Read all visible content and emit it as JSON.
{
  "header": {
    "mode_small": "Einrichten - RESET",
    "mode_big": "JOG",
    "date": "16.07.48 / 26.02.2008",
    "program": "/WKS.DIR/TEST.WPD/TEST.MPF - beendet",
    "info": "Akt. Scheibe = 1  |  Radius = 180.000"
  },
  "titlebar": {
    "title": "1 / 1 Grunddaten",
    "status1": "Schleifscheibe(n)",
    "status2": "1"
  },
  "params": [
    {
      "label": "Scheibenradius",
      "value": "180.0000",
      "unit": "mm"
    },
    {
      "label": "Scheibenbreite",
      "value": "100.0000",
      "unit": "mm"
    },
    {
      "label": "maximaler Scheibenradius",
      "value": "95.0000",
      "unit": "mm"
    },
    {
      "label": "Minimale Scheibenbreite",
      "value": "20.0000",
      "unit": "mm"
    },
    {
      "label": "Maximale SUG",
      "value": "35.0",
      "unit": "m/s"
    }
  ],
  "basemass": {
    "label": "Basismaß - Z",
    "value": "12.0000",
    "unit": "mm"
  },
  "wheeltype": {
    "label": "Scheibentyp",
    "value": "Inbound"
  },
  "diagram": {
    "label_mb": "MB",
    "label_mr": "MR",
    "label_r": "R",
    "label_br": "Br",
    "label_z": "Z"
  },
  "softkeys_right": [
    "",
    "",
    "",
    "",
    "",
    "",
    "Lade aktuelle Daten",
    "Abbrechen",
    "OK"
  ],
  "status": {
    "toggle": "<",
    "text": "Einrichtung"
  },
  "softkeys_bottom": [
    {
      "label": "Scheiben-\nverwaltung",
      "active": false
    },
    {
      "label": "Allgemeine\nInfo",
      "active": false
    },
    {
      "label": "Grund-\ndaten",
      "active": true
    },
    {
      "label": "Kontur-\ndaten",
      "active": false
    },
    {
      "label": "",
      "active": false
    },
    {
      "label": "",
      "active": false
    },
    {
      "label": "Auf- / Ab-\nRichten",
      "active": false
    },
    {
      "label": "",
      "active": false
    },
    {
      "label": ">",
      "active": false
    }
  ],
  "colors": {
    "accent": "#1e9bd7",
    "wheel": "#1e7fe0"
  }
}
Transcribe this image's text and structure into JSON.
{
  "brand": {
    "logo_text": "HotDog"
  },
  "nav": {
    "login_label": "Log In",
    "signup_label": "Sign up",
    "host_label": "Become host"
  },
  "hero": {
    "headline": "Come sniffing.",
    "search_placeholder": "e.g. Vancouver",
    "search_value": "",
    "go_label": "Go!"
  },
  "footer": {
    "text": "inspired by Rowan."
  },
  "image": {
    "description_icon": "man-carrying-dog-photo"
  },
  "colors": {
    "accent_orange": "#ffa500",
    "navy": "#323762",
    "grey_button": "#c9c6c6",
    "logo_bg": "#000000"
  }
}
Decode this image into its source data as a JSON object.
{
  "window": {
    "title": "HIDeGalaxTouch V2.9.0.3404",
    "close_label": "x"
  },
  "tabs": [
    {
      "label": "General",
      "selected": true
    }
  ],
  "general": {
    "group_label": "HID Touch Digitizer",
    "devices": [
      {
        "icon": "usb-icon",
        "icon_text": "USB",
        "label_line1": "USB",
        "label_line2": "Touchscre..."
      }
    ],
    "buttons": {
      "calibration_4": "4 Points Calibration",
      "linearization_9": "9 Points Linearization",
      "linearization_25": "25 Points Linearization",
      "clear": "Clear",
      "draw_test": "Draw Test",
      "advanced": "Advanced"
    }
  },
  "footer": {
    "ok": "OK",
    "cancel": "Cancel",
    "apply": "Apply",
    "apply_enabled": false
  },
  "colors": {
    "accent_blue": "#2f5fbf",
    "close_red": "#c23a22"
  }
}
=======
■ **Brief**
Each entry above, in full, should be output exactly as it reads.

■ **Task response**
Read all visible content and emit it as JSON.
{
  "header": {
    "mode_small": "Einrichten - RESET",
    "mode_big": "JOG",
    "date": "16.07.48 / 26.02.2008",
    "program": "/WKS.DIR/TEST.WPD/TEST.MPF - beendet",
    "info": "Akt. Scheibe = 1  |  Radius = 180.000"
  },
  "titlebar": {
    "title": "1 / 1 Grunddaten",
    "status1": "Schleifscheibe(n)",
    "status2": "1"
  },
  "params": [
    {
      "label": "Scheibenradius",
      "value": "180.0000",
      "unit": "mm"
    },
    {
      "label": "Scheibenbreite",
      "value": "100.0000",
      "unit": "mm"
    },
    {
      "label": "maximaler Scheibenradius",
      "value": "95.0000",
      "unit": "mm"
    },
    {
      "label": "Minimale Scheibenbreite",
      "value": "20.0000",
      "unit": "mm"
    },
    {
      "label": "Maximale SUG",
      "value": "35.0",
      "unit": "m/s"
    }
  ],
  "basemass": {
    "label": "Basismaß - Z",
    "value": "12.0000",
    "unit": "mm"
  },
  "wheeltype": {
    "label": "Scheibentyp",
    "value": "Inbound"
  },
  "diagram": {
    "label_mb": "MB",
    "label_mr": "MR",
    "label_r": "R",
    "label_br": "Br",
    "label_z": "Z"
  },
  "softkeys_right": [
    "",
    "",
    "",
    "",
    "",
    "",
    "Lade aktuelle Daten",
    "Abbrechen",
    "OK"
  ],
  "status": {
    "toggle": "<",
    "text": "Einrichtung"
  },
  "softkeys_bottom": [
    {
      "label": "Scheiben-\nverwaltung",
      "active": false
    },
    {
      "label": "Allgemeine\nInfo",
      "active": false
    },
    {
      "label": "Grund-\ndaten",
      "active": true
    },
    {
      "label": "Kontur-\ndaten",
      "active": false
    },
    {
      "label": "",
      "active": false
    },
    {
      "label": "",
      "active": false
    },
    {
      "label": "Auf- / Ab-\nRichten",
      "active": false
    },
    {
      "label": "",
      "active": false
    },
    {
      "label": ">",
      "active": false
    }
  ],
  "colors": {
    "accent": "#1e9bd7",
    "wheel": "#1e7fe0"
  }
}
Transcribe this image's text and structure into JSON.
{
  "brand": {
    "logo_text": "HotDog"
  },
  "nav": {
    "login_label": "Log In",
    "signup_label": "Sign up",
    "host_label": "Become host"
  },
  "hero": {
    "headline": "Come sniffing.",
    "search_placeholder": "e.g. Vancouver",
    "search_value": "",
    "go_label": "Go!"
  },
  "footer": {
    "text": "inspired by Rowan."
  },
  "image": {
    "description_icon": "man-carrying-dog-photo"
  },
  "colors": {
    "accent_orange": "#ffa500",
    "navy": "#323762",
    "grey_button": "#c9c6c6",
    "logo_bg": "#000000"
  }
}
Decode this image into its source data as a JSON object.
{
  "window": {
    "title": "HIDeGalaxTouch V2.9.0.3404",
    "close_label": "x"
  },
  "tabs": [
    {
      "label": "General",
      "selected": true
    }
  ],
  "general": {
    "group_label": "HID Touch Digitizer",
    "devices": [
      {
        "icon": "usb-icon",
        "icon_text": "USB",
        "label_line1": "USB",
        "label_line2": "Touchscre..."
      }
    ],
    "buttons": {
      "calibration_4": "4 Points Calibration",
      "linearization_9": "9 Points Linearization",
      "linearization_25": "25 Points Linearization",
      "clear": "Clear",
      "draw_test": "Draw Test",
      "advanced": "Advanced"
    }
  },
  "footer": {
    "ok": "OK",
    "cancel": "Cancel",
    "apply": "Apply",
    "apply_enabled": false
  },
  "colors": {
    "accent_blue": "#2f5fbf",
    "close_red": "#c23a22"
  }
}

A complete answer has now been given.